## Activity:
Determine how many lines in the listing contain the string "total"; respond with the number alone.

:: Data records

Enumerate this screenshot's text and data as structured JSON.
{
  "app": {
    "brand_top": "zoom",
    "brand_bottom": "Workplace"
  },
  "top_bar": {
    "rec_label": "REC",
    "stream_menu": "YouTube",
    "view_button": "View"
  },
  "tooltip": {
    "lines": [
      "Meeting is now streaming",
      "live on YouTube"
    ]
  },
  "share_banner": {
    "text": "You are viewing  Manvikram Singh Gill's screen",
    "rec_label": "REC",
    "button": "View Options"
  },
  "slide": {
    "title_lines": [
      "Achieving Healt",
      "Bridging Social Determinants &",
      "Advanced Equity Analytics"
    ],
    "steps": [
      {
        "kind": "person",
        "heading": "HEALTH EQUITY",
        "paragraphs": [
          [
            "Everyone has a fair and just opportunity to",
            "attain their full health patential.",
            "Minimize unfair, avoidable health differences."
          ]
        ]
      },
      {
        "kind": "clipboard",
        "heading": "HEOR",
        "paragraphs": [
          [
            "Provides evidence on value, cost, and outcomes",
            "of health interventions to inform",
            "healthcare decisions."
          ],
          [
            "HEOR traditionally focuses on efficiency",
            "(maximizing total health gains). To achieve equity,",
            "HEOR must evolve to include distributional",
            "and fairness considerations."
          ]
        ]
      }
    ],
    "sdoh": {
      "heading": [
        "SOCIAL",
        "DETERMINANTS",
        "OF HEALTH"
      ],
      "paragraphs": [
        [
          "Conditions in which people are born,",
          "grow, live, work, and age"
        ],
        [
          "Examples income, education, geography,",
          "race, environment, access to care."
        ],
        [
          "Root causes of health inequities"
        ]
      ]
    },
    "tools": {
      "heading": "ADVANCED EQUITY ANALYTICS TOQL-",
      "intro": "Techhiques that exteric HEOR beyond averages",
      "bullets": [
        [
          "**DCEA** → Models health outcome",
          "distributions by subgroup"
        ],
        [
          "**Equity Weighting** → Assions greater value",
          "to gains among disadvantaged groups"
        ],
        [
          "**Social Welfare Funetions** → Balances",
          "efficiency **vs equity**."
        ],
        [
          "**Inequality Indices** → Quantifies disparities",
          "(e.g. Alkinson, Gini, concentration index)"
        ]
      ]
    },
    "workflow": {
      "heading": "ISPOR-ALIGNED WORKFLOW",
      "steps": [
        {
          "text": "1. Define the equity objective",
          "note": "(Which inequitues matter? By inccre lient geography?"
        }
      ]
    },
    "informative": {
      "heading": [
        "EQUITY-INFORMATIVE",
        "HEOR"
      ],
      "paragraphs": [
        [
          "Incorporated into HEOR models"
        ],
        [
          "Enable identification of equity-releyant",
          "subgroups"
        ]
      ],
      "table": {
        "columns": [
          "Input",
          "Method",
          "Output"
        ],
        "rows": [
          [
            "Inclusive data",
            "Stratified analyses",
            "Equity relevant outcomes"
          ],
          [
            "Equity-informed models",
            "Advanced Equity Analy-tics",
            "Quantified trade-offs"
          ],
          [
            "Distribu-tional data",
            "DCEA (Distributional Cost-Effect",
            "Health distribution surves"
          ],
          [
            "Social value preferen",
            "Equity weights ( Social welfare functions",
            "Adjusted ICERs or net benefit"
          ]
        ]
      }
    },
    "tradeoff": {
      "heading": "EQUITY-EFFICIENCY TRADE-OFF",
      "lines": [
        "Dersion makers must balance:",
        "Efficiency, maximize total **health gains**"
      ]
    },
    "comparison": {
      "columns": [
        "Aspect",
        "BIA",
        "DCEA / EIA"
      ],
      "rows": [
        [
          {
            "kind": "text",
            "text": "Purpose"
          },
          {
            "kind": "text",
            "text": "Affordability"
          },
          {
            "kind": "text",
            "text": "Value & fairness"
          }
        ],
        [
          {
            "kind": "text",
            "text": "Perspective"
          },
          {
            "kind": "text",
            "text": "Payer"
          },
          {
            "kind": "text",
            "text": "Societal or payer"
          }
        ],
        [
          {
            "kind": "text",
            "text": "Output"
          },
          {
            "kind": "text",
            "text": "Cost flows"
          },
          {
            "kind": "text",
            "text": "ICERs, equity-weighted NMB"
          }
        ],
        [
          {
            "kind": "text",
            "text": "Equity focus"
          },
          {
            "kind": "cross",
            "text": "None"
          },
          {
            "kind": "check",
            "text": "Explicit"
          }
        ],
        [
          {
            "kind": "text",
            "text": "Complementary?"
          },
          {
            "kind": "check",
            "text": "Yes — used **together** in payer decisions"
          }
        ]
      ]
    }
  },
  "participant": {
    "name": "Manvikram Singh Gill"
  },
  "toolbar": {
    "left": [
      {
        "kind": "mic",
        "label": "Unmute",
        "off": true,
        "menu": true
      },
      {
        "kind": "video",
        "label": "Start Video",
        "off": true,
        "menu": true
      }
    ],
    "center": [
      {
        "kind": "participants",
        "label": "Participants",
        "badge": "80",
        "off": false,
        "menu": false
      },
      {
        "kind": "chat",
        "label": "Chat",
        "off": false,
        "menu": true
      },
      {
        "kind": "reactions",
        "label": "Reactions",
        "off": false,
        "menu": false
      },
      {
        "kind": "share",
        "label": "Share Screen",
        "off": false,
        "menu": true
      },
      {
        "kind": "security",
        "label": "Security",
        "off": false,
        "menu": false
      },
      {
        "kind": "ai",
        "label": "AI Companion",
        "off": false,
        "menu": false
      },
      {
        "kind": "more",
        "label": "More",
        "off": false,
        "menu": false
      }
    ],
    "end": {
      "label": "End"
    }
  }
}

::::

## Solution to the problem:
2